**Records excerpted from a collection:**
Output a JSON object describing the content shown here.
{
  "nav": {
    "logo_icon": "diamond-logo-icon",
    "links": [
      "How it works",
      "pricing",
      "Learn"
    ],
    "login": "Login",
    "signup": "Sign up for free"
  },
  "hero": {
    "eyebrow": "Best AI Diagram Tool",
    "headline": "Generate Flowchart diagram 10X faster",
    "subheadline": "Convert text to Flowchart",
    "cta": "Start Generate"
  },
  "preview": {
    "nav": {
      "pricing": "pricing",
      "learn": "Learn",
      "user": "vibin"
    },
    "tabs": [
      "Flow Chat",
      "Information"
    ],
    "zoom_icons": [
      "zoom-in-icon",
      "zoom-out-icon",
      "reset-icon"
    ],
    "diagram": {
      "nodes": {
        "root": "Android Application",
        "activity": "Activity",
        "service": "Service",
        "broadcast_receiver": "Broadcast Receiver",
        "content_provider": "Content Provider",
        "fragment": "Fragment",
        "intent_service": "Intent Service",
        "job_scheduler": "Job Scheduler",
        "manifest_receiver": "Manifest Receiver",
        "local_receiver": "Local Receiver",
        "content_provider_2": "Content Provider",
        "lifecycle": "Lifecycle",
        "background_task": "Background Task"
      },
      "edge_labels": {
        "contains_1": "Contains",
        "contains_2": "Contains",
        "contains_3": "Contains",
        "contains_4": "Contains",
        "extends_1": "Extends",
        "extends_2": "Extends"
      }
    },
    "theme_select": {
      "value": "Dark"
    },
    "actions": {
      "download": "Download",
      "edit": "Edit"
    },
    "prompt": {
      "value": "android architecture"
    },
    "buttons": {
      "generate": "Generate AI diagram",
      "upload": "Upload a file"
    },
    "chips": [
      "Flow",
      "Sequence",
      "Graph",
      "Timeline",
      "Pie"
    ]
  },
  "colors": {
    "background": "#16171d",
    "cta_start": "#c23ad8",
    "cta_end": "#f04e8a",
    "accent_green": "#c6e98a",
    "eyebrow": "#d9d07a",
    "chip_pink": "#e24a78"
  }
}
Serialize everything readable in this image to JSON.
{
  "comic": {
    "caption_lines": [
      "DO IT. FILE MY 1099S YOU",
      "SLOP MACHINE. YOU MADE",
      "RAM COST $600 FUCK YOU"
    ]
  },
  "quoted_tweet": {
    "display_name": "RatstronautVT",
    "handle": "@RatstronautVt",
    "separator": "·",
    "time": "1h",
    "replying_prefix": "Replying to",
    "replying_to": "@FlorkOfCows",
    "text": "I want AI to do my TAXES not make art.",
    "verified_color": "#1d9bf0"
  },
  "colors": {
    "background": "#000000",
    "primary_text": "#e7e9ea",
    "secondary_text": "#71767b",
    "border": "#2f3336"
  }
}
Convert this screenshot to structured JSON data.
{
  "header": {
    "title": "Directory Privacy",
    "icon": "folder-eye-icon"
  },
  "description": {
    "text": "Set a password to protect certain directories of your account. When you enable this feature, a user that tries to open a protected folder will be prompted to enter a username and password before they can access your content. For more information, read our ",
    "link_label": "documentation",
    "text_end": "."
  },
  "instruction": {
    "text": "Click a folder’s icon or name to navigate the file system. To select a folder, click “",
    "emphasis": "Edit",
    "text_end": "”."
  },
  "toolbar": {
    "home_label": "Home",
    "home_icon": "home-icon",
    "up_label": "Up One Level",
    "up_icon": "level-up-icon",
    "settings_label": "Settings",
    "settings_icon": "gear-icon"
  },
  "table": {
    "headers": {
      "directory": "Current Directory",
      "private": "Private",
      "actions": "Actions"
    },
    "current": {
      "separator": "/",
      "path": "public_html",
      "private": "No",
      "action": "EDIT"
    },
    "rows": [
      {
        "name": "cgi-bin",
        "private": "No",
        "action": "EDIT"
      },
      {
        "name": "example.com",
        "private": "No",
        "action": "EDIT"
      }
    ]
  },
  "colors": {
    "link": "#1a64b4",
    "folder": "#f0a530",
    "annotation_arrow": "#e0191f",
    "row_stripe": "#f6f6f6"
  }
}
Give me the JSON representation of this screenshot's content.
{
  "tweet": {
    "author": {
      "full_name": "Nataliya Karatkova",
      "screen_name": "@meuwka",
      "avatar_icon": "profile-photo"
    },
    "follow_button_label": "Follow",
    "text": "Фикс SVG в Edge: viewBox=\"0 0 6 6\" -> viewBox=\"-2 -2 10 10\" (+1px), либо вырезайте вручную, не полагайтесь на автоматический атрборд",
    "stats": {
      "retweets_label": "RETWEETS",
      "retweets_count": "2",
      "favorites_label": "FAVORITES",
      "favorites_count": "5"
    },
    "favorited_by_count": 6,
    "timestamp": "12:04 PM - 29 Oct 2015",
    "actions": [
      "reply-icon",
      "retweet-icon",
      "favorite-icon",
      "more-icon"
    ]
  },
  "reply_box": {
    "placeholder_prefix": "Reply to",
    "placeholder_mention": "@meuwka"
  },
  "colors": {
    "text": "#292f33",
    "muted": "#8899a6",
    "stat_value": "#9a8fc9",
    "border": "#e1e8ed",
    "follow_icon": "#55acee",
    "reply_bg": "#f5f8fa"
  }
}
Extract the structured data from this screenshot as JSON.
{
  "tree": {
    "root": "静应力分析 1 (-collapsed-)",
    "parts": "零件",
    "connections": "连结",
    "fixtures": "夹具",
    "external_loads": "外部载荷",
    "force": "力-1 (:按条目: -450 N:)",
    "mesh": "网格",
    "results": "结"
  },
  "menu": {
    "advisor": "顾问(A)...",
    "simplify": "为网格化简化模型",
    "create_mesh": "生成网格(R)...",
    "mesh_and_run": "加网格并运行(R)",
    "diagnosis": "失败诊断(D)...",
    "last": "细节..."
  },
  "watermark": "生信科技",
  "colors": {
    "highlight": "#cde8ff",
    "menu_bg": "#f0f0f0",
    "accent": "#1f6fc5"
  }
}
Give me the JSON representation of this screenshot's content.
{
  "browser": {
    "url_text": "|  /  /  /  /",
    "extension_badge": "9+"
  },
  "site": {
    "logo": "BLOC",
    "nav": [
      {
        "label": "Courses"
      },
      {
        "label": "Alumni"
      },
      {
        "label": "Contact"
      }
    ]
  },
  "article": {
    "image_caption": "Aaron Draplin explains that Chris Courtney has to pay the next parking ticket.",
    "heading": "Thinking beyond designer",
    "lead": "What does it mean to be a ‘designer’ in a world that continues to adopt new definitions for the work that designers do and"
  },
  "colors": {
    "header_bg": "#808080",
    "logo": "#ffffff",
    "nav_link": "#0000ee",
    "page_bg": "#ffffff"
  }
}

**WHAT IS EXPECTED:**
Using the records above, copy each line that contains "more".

**WRITTEN ANSWER:**
    "text": "Set a password to protect certain directories of your account. When you enable this feature, a user that tries to open a protected folder will be prompted to enter a username and password before they can access your content. For more information, read our ",
      "more-icon"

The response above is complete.